* Exercise
All pictures must be dropped, while the entries are given again word for word.

* Data in this exercise
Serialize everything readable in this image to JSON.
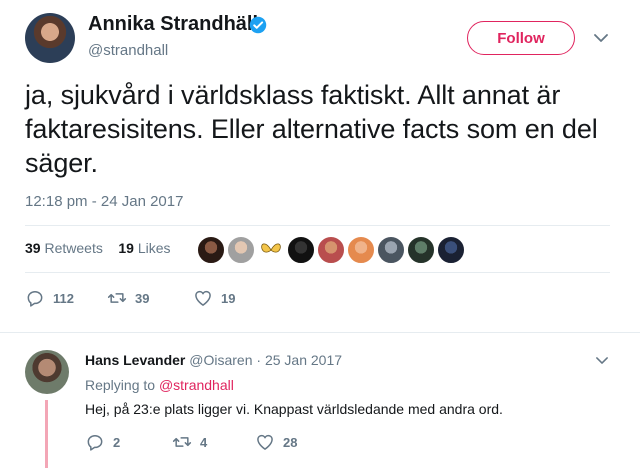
{
  "tweet": {
    "author_name": "Annika Strandhäll",
    "author_handle": "@strandhall",
    "follow_label": "Follow",
    "text": "ja, sjukvård i världsklass faktiskt. Allt annat är faktaresisitens. Eller alternative facts som en del säger.",
    "timestamp": "12:18 pm - 24 Jan 2017",
    "retweets_count": "39",
    "retweets_label": "Retweets",
    "likes_count": "19",
    "likes_label": "Likes",
    "actions": {
      "replies": "112",
      "retweets": "39",
      "likes": "19"
    }
  },
  "reply": {
    "author_name": "Hans Levander",
    "author_handle": "@Oisaren",
    "separator": "·",
    "date": "25 Jan 2017",
    "replying_to_label": "Replying to",
    "replying_to_handle": "@strandhall",
    "text": "Hej, på 23:e plats ligger vi. Knappast världsledande med andra ord.",
    "actions": {
      "replies": "2",
      "retweets": "4",
      "likes": "28"
    }
  },
  "colors": {
    "accent": "#e0245e",
    "verified": "#1da1f2",
    "muted": "#657786",
    "text": "#14171a"
  }
}
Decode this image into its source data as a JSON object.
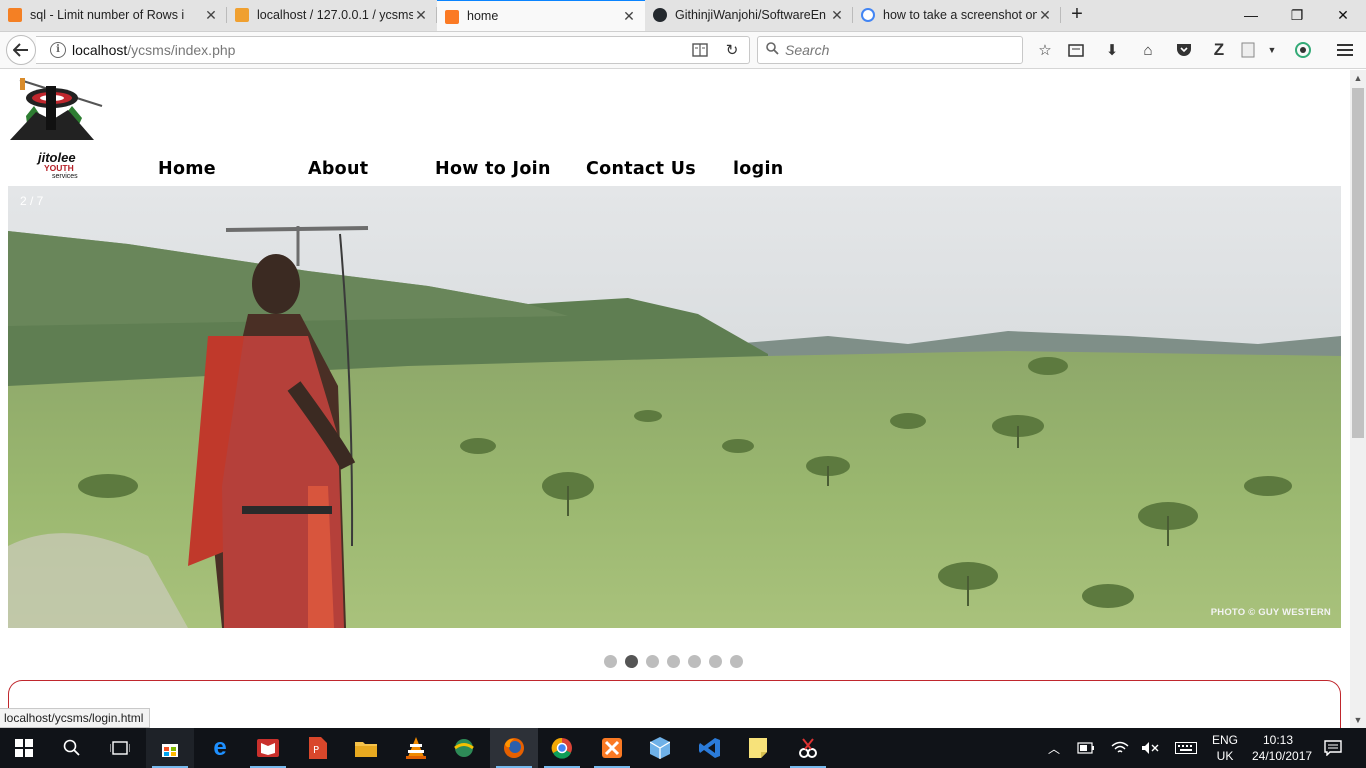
{
  "browser": {
    "tabs": [
      {
        "label": "sql - Limit number of Rows i",
        "fav_color": "#f48024",
        "active": false
      },
      {
        "label": "localhost / 127.0.0.1 / ycsms",
        "fav_color": "#f0a030",
        "active": false
      },
      {
        "label": "home",
        "fav_color": "#fb7a24",
        "active": true
      },
      {
        "label": "GithinjiWanjohi/SoftwareEn",
        "fav_color": "#24292e",
        "active": false
      },
      {
        "label": "how to take a screenshot on",
        "fav_color": "#4285f4",
        "active": false
      }
    ],
    "url_host": "localhost",
    "url_path": "/ycsms/index.php",
    "search_placeholder": "Search",
    "status_url": "localhost/ycsms/login.html"
  },
  "site": {
    "logo": {
      "line1": "jitolee",
      "line2": "YOUTH",
      "line3": "services"
    },
    "nav": [
      "Home",
      "About",
      "How to Join",
      "Contact Us",
      "login"
    ],
    "slider": {
      "counter": "2 / 7",
      "credit": "PHOTO © GUY WESTERN",
      "slide_count": 7,
      "active_index": 1
    }
  },
  "taskbar": {
    "lang_line1": "ENG",
    "lang_line2": "UK",
    "time": "10:13",
    "date": "24/10/2017"
  }
}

* Solution for this exercise
Serialize everything readable in this image to JSON.
{
  "tweet": {
    "author_name": "Annika Strandhäll",
    "author_handle": "@strandhall",
    "follow_label": "Follow",
    "text": "ja, sjukvård i världsklass faktiskt. Allt annat är faktaresisitens. Eller alternative facts som en del säger.",
    "timestamp": "12:18 pm - 24 Jan 2017",
    "retweets_count": "39",
    "retweets_label": "Retweets",
    "likes_count": "19",
    "likes_label": "Likes",
    "actions": {
      "replies": "112",
      "retweets": "39",
      "likes": "19"
    }
  },
  "reply": {
    "author_name": "Hans Levander",
    "author_handle": "@Oisaren",
    "separator": "·",
    "date": "25 Jan 2017",
    "replying_to_label": "Replying to",
    "replying_to_handle": "@strandhall",
    "text": "Hej, på 23:e plats ligger vi. Knappast världsledande med andra ord.",
    "actions": {
      "replies": "2",
      "retweets": "4",
      "likes": "28"
    }
  },
  "colors": {
    "accent": "#e0245e",
    "verified": "#1da1f2",
    "muted": "#657786",
    "text": "#14171a"
  }
}
Decode this image into its source data as a JSON object.
{
  "browser": {
    "tabs": [
      {
        "label": "sql - Limit number of Rows i",
        "fav_color": "#f48024",
        "active": false
      },
      {
        "label": "localhost / 127.0.0.1 / ycsms",
        "fav_color": "#f0a030",
        "active": false
      },
      {
        "label": "home",
        "fav_color": "#fb7a24",
        "active": true
      },
      {
        "label": "GithinjiWanjohi/SoftwareEn",
        "fav_color": "#24292e",
        "active": false
      },
      {
        "label": "how to take a screenshot on",
        "fav_color": "#4285f4",
        "active": false
      }
    ],
    "url_host": "localhost",
    "url_path": "/ycsms/index.php",
    "search_placeholder": "Search",
    "status_url": "localhost/ycsms/login.html"
  },
  "site": {
    "logo": {
      "line1": "jitolee",
      "line2": "YOUTH",
      "line3": "services"
    },
    "nav": [
      "Home",
      "About",
      "How to Join",
      "Contact Us",
      "login"
    ],
    "slider": {
      "counter": "2 / 7",
      "credit": "PHOTO © GUY WESTERN",
      "slide_count": 7,
      "active_index": 1
    }
  },
  "taskbar": {
    "lang_line1": "ENG",
    "lang_line2": "UK",
    "time": "10:13",
    "date": "24/10/2017"
  }
}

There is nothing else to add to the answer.